- **To do**: An exact copy of the entries is needed, with every picture left out.

BEGIN Given data

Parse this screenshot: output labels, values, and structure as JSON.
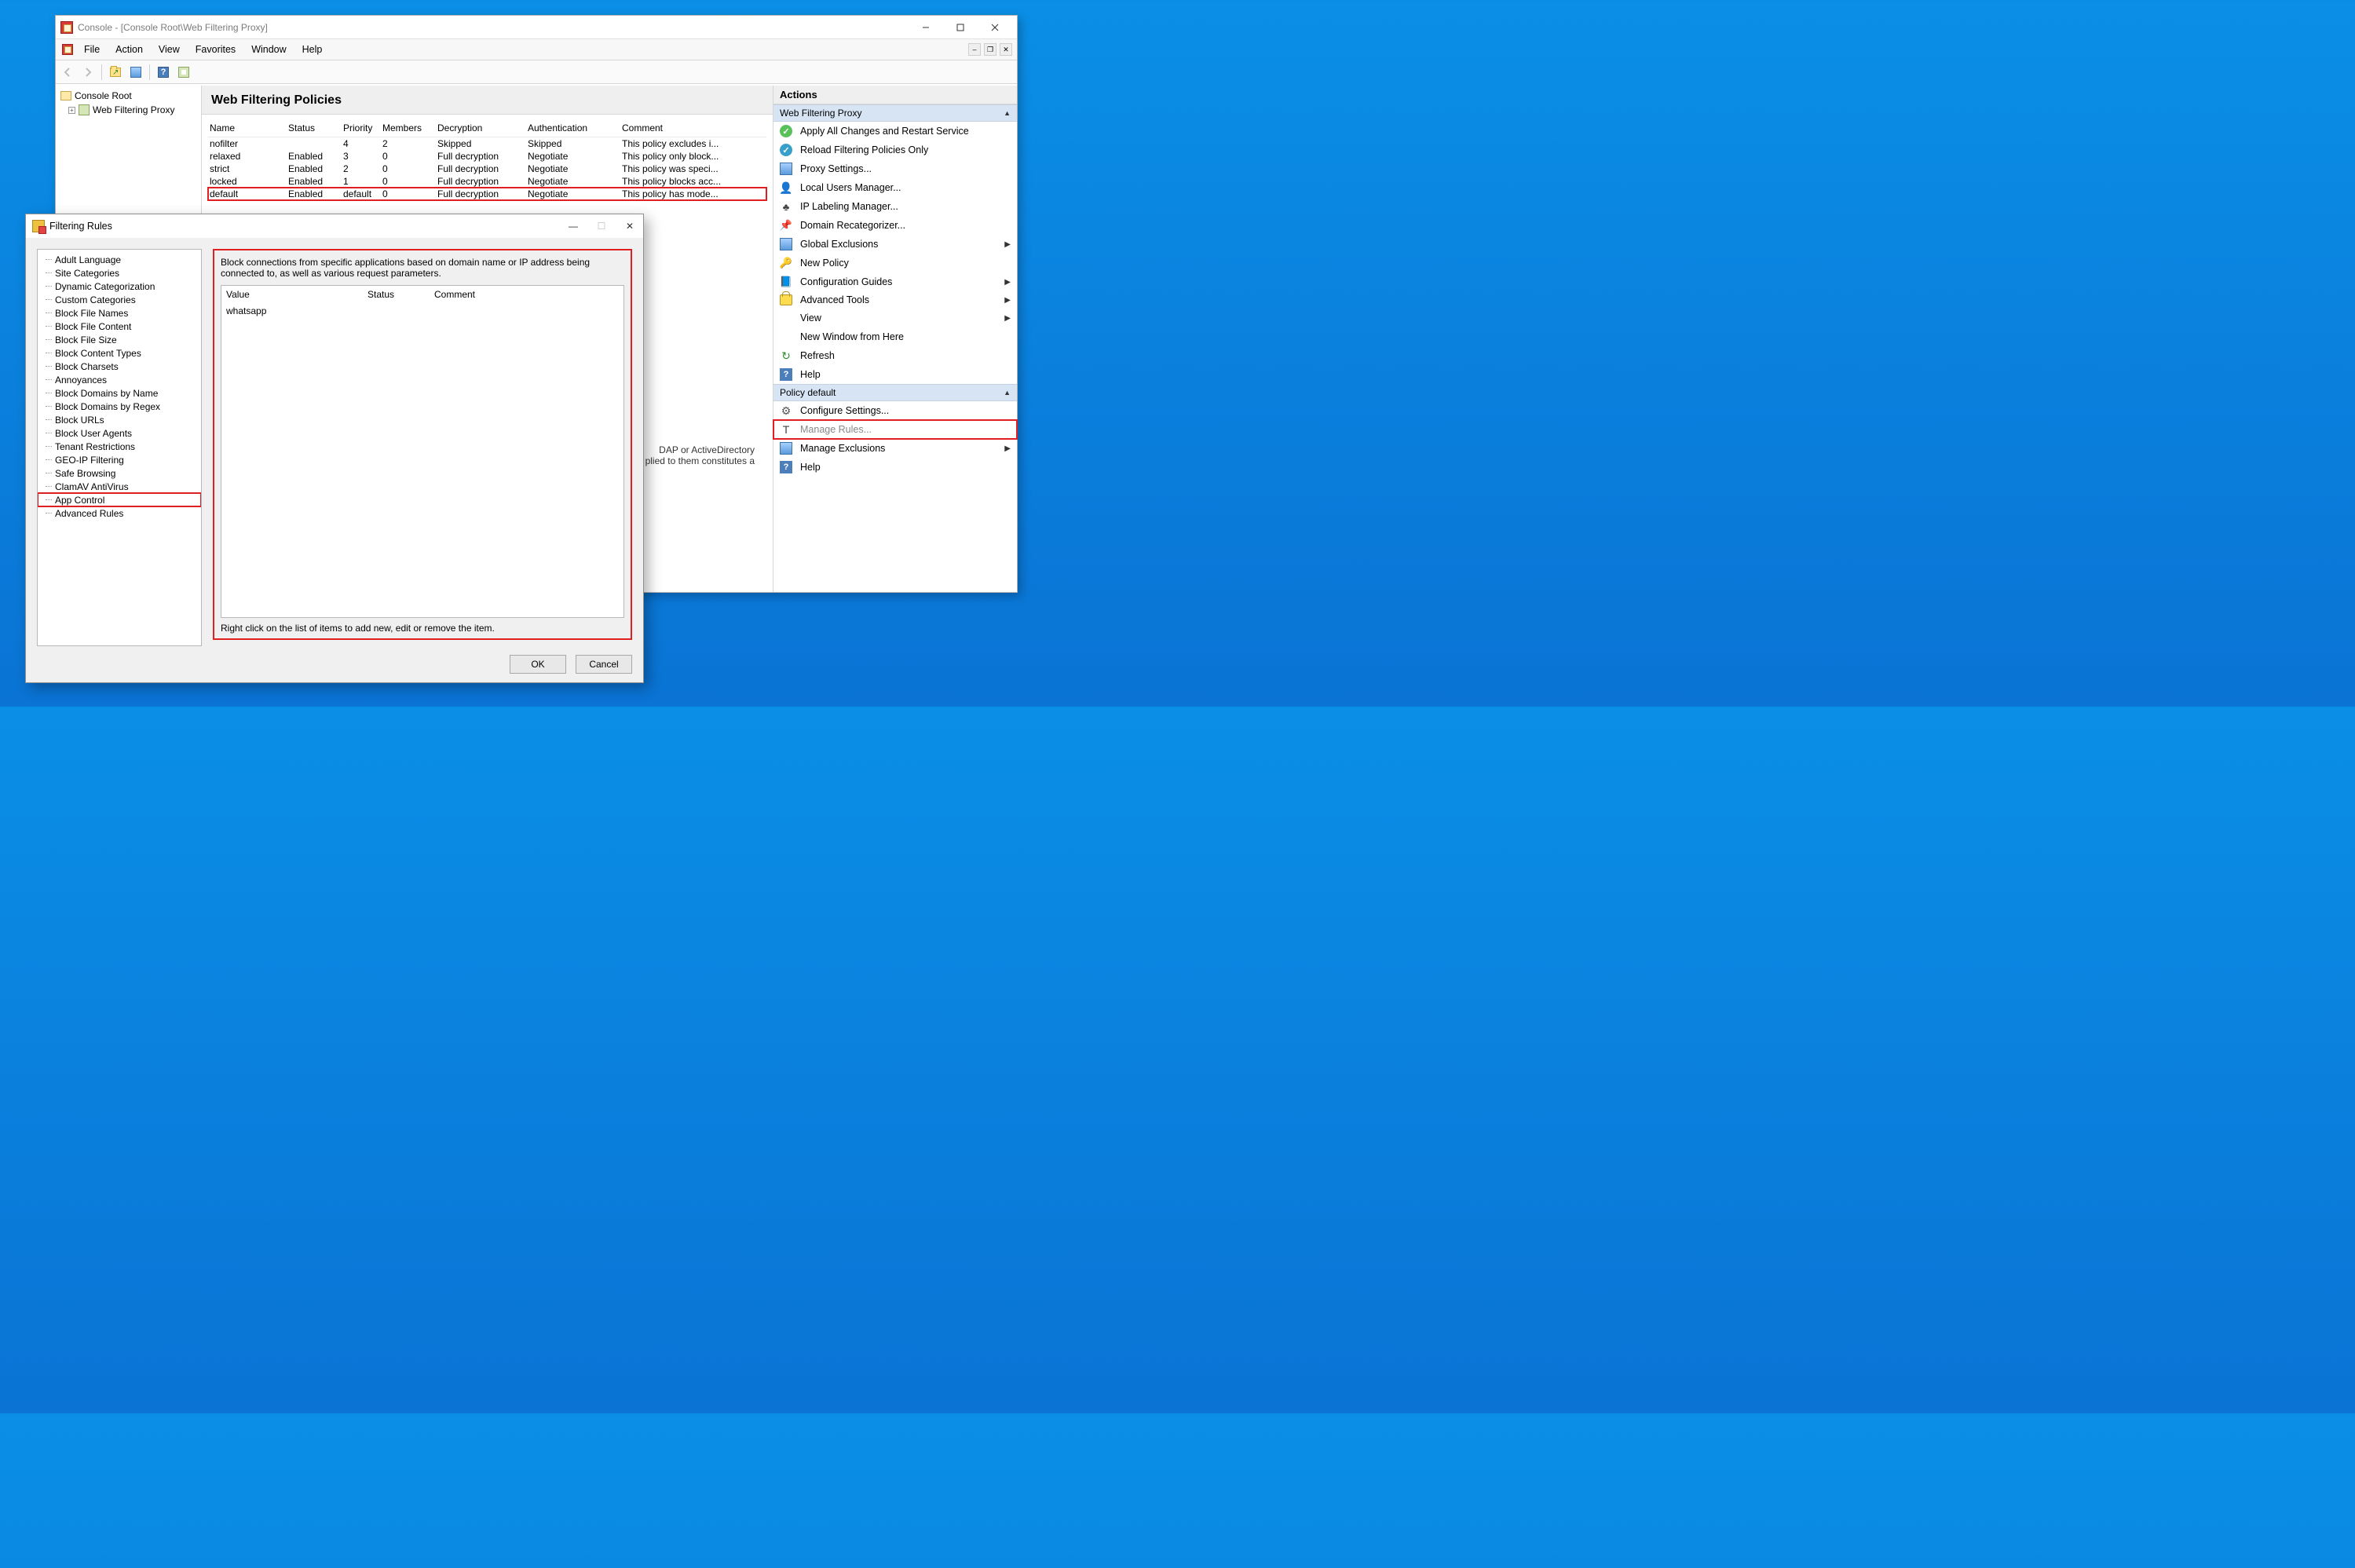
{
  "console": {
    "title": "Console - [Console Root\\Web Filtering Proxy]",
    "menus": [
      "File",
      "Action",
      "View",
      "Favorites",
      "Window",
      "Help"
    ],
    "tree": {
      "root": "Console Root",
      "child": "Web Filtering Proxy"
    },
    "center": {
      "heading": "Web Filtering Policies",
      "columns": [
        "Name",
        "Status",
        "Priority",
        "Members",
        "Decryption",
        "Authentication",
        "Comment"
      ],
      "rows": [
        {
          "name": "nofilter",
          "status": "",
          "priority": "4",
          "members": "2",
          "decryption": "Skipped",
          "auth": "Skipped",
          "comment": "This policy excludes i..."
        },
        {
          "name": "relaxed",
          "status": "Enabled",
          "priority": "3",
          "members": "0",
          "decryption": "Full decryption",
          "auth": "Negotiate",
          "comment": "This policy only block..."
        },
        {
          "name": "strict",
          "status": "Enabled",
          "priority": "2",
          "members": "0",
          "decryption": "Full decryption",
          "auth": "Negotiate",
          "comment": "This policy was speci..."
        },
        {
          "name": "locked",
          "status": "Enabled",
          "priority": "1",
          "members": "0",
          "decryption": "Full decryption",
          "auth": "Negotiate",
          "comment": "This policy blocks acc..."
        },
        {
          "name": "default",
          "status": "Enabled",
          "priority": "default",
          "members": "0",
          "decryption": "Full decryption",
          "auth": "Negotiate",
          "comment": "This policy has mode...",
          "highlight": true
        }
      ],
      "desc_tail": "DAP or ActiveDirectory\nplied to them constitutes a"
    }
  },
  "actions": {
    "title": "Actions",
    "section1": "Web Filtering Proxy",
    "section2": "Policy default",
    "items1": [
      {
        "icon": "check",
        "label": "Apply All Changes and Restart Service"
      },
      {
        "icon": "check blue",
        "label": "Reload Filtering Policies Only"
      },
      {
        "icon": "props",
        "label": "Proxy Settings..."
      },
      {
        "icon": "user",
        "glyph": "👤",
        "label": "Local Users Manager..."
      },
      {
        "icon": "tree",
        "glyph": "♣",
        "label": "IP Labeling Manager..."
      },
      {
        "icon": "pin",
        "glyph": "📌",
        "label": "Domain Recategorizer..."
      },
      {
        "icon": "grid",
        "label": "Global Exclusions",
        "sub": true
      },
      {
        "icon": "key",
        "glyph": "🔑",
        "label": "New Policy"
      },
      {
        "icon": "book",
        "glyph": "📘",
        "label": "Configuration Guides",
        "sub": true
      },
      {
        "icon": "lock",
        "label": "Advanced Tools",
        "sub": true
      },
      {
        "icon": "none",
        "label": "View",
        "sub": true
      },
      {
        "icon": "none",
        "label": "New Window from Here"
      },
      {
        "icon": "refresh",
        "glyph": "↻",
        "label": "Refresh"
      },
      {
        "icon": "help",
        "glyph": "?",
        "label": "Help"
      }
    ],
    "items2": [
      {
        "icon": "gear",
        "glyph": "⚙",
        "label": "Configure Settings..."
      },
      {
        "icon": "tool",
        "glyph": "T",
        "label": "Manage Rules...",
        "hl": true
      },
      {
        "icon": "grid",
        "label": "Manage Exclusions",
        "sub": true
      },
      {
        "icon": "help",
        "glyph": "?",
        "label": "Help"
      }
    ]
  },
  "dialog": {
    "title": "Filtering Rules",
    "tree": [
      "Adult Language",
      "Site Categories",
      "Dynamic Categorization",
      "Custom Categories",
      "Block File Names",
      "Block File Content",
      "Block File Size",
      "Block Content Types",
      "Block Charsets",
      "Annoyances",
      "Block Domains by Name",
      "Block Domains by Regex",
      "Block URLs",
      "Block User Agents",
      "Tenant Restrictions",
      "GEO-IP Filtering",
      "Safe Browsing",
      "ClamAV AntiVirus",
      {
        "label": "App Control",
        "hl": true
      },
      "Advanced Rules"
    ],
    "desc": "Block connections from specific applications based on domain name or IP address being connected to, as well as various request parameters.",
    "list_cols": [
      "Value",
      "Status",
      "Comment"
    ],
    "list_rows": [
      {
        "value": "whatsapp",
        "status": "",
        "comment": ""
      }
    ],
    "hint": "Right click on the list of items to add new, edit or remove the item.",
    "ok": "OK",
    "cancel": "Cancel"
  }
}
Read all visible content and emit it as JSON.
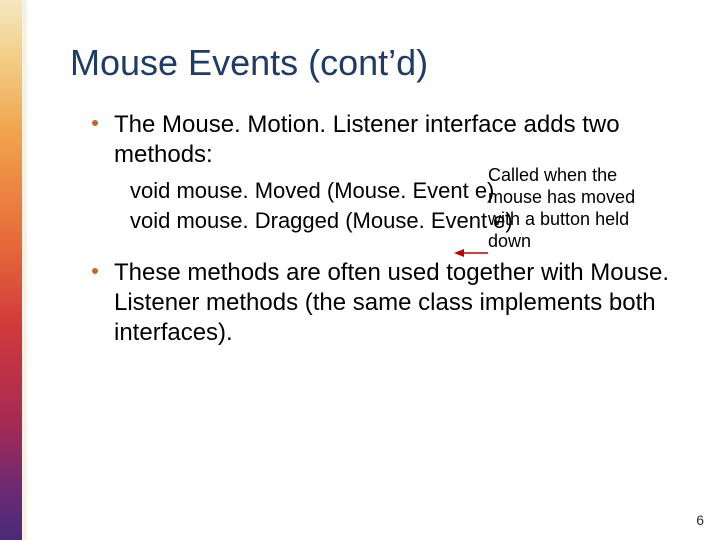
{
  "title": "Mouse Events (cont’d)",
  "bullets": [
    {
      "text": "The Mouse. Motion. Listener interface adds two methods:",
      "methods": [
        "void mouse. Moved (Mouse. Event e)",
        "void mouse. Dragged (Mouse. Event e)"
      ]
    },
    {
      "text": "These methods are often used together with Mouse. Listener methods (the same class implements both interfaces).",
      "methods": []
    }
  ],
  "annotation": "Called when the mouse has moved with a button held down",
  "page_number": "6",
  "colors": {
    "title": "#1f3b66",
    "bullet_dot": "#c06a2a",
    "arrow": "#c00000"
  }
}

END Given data

- **Answer box**:
Parse this screenshot: output labels, values, and structure as JSON.
{
  "console": {
    "title": "Console - [Console Root\\Web Filtering Proxy]",
    "menus": [
      "File",
      "Action",
      "View",
      "Favorites",
      "Window",
      "Help"
    ],
    "tree": {
      "root": "Console Root",
      "child": "Web Filtering Proxy"
    },
    "center": {
      "heading": "Web Filtering Policies",
      "columns": [
        "Name",
        "Status",
        "Priority",
        "Members",
        "Decryption",
        "Authentication",
        "Comment"
      ],
      "rows": [
        {
          "name": "nofilter",
          "status": "",
          "priority": "4",
          "members": "2",
          "decryption": "Skipped",
          "auth": "Skipped",
          "comment": "This policy excludes i..."
        },
        {
          "name": "relaxed",
          "status": "Enabled",
          "priority": "3",
          "members": "0",
          "decryption": "Full decryption",
          "auth": "Negotiate",
          "comment": "This policy only block..."
        },
        {
          "name": "strict",
          "status": "Enabled",
          "priority": "2",
          "members": "0",
          "decryption": "Full decryption",
          "auth": "Negotiate",
          "comment": "This policy was speci..."
        },
        {
          "name": "locked",
          "status": "Enabled",
          "priority": "1",
          "members": "0",
          "decryption": "Full decryption",
          "auth": "Negotiate",
          "comment": "This policy blocks acc..."
        },
        {
          "name": "default",
          "status": "Enabled",
          "priority": "default",
          "members": "0",
          "decryption": "Full decryption",
          "auth": "Negotiate",
          "comment": "This policy has mode...",
          "highlight": true
        }
      ],
      "desc_tail": "DAP or ActiveDirectory\nplied to them constitutes a"
    }
  },
  "actions": {
    "title": "Actions",
    "section1": "Web Filtering Proxy",
    "section2": "Policy default",
    "items1": [
      {
        "icon": "check",
        "label": "Apply All Changes and Restart Service"
      },
      {
        "icon": "check blue",
        "label": "Reload Filtering Policies Only"
      },
      {
        "icon": "props",
        "label": "Proxy Settings..."
      },
      {
        "icon": "user",
        "glyph": "👤",
        "label": "Local Users Manager..."
      },
      {
        "icon": "tree",
        "glyph": "♣",
        "label": "IP Labeling Manager..."
      },
      {
        "icon": "pin",
        "glyph": "📌",
        "label": "Domain Recategorizer..."
      },
      {
        "icon": "grid",
        "label": "Global Exclusions",
        "sub": true
      },
      {
        "icon": "key",
        "glyph": "🔑",
        "label": "New Policy"
      },
      {
        "icon": "book",
        "glyph": "📘",
        "label": "Configuration Guides",
        "sub": true
      },
      {
        "icon": "lock",
        "label": "Advanced Tools",
        "sub": true
      },
      {
        "icon": "none",
        "label": "View",
        "sub": true
      },
      {
        "icon": "none",
        "label": "New Window from Here"
      },
      {
        "icon": "refresh",
        "glyph": "↻",
        "label": "Refresh"
      },
      {
        "icon": "help",
        "glyph": "?",
        "label": "Help"
      }
    ],
    "items2": [
      {
        "icon": "gear",
        "glyph": "⚙",
        "label": "Configure Settings..."
      },
      {
        "icon": "tool",
        "glyph": "T",
        "label": "Manage Rules...",
        "hl": true
      },
      {
        "icon": "grid",
        "label": "Manage Exclusions",
        "sub": true
      },
      {
        "icon": "help",
        "glyph": "?",
        "label": "Help"
      }
    ]
  },
  "dialog": {
    "title": "Filtering Rules",
    "tree": [
      "Adult Language",
      "Site Categories",
      "Dynamic Categorization",
      "Custom Categories",
      "Block File Names",
      "Block File Content",
      "Block File Size",
      "Block Content Types",
      "Block Charsets",
      "Annoyances",
      "Block Domains by Name",
      "Block Domains by Regex",
      "Block URLs",
      "Block User Agents",
      "Tenant Restrictions",
      "GEO-IP Filtering",
      "Safe Browsing",
      "ClamAV AntiVirus",
      {
        "label": "App Control",
        "hl": true
      },
      "Advanced Rules"
    ],
    "desc": "Block connections from specific applications based on domain name or IP address being connected to, as well as various request parameters.",
    "list_cols": [
      "Value",
      "Status",
      "Comment"
    ],
    "list_rows": [
      {
        "value": "whatsapp",
        "status": "",
        "comment": ""
      }
    ],
    "hint": "Right click on the list of items to add new, edit or remove the item.",
    "ok": "OK",
    "cancel": "Cancel"
  }
}
Read all visible content and emit it as JSON.
{
  "title": "Mouse Events (cont’d)",
  "bullets": [
    {
      "text": "The Mouse. Motion. Listener interface adds two methods:",
      "methods": [
        "void mouse. Moved (Mouse. Event e)",
        "void mouse. Dragged (Mouse. Event e)"
      ]
    },
    {
      "text": "These methods are often used together with Mouse. Listener methods (the same class implements both interfaces).",
      "methods": []
    }
  ],
  "annotation": "Called when the mouse has moved with a button held down",
  "page_number": "6",
  "colors": {
    "title": "#1f3b66",
    "bullet_dot": "#c06a2a",
    "arrow": "#c00000"
  }
}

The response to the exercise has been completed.